*** Given information ***
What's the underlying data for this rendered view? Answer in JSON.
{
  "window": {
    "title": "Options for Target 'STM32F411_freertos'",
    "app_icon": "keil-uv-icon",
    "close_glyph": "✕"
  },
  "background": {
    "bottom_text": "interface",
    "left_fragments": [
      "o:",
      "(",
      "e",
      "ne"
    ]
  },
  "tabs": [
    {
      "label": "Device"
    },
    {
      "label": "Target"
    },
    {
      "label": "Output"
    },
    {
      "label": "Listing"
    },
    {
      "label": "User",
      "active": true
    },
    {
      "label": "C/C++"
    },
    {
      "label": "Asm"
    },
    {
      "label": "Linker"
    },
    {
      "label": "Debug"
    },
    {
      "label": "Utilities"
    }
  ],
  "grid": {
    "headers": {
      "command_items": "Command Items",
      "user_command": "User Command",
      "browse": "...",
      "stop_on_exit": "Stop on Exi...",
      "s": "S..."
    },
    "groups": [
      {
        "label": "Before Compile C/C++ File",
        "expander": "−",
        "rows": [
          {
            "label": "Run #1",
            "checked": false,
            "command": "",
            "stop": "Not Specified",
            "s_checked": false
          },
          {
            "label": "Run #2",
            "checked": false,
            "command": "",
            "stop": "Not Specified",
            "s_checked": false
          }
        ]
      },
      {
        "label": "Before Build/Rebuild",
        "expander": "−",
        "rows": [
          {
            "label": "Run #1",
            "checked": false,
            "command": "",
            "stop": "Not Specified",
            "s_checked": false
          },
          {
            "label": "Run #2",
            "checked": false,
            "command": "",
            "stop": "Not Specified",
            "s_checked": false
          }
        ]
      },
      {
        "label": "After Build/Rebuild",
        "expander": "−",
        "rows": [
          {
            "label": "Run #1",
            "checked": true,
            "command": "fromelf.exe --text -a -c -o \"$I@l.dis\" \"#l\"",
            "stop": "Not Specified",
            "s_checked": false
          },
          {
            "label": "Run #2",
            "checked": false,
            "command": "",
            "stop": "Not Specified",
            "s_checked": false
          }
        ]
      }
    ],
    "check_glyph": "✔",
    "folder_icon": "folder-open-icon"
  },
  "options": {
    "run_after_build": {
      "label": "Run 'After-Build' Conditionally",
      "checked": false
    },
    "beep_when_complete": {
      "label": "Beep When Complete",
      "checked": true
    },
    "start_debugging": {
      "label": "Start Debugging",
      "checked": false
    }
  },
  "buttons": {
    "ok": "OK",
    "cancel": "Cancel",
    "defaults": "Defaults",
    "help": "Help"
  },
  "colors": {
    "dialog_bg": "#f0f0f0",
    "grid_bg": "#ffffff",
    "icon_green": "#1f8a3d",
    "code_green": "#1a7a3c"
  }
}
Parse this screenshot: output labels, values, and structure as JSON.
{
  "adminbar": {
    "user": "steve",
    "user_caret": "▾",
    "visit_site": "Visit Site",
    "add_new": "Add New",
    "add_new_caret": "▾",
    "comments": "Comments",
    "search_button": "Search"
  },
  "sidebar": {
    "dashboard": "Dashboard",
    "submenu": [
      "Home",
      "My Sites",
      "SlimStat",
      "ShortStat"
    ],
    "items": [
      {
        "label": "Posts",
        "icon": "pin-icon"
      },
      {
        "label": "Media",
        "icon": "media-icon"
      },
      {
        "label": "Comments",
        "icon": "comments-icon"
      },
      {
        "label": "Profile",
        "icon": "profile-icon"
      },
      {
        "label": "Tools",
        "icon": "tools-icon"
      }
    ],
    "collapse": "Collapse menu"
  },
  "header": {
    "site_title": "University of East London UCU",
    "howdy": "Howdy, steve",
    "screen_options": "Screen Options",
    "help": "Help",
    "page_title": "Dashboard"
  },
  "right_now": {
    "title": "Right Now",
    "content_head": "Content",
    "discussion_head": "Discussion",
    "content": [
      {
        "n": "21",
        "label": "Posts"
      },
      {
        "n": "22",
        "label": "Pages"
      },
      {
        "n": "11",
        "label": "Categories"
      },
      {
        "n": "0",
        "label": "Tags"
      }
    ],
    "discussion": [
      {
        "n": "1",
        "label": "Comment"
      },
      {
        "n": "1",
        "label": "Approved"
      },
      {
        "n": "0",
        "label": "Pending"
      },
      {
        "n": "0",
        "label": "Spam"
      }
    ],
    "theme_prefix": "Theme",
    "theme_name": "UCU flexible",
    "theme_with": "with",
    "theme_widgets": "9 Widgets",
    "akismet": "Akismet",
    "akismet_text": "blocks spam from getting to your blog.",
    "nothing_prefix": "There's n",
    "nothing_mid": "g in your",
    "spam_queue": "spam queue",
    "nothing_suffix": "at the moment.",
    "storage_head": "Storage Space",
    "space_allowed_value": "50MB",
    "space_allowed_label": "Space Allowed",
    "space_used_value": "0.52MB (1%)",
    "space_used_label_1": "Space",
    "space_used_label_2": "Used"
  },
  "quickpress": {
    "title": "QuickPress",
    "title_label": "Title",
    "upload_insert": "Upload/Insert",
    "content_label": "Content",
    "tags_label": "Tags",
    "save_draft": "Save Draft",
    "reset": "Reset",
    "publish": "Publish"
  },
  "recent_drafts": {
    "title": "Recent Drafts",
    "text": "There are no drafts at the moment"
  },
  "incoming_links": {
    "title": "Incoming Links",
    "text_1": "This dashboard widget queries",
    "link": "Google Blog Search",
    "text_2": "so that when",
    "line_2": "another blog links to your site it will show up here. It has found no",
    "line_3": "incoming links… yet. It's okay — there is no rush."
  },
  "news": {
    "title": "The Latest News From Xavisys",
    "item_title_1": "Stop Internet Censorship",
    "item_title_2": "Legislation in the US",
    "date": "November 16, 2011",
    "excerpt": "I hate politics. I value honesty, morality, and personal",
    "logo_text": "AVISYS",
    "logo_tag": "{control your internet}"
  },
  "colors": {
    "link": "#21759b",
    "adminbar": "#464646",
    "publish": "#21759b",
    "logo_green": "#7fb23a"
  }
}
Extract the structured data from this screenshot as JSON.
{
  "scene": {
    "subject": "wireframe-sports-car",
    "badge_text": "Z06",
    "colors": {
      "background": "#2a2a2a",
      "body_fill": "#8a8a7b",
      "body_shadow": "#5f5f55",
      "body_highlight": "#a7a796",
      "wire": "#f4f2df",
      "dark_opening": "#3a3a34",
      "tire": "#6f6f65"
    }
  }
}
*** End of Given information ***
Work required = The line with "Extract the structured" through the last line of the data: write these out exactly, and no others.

Answer to the problem =
Extract the structured data from this screenshot as JSON.
{
  "scene": {
    "subject": "wireframe-sports-car",
    "badge_text": "Z06",
    "colors": {
      "background": "#2a2a2a",
      "body_fill": "#8a8a7b",
      "body_shadow": "#5f5f55",
      "body_highlight": "#a7a796",
      "wire": "#f4f2df",
      "dark_opening": "#3a3a34",
      "tire": "#6f6f65"
    }
  }
}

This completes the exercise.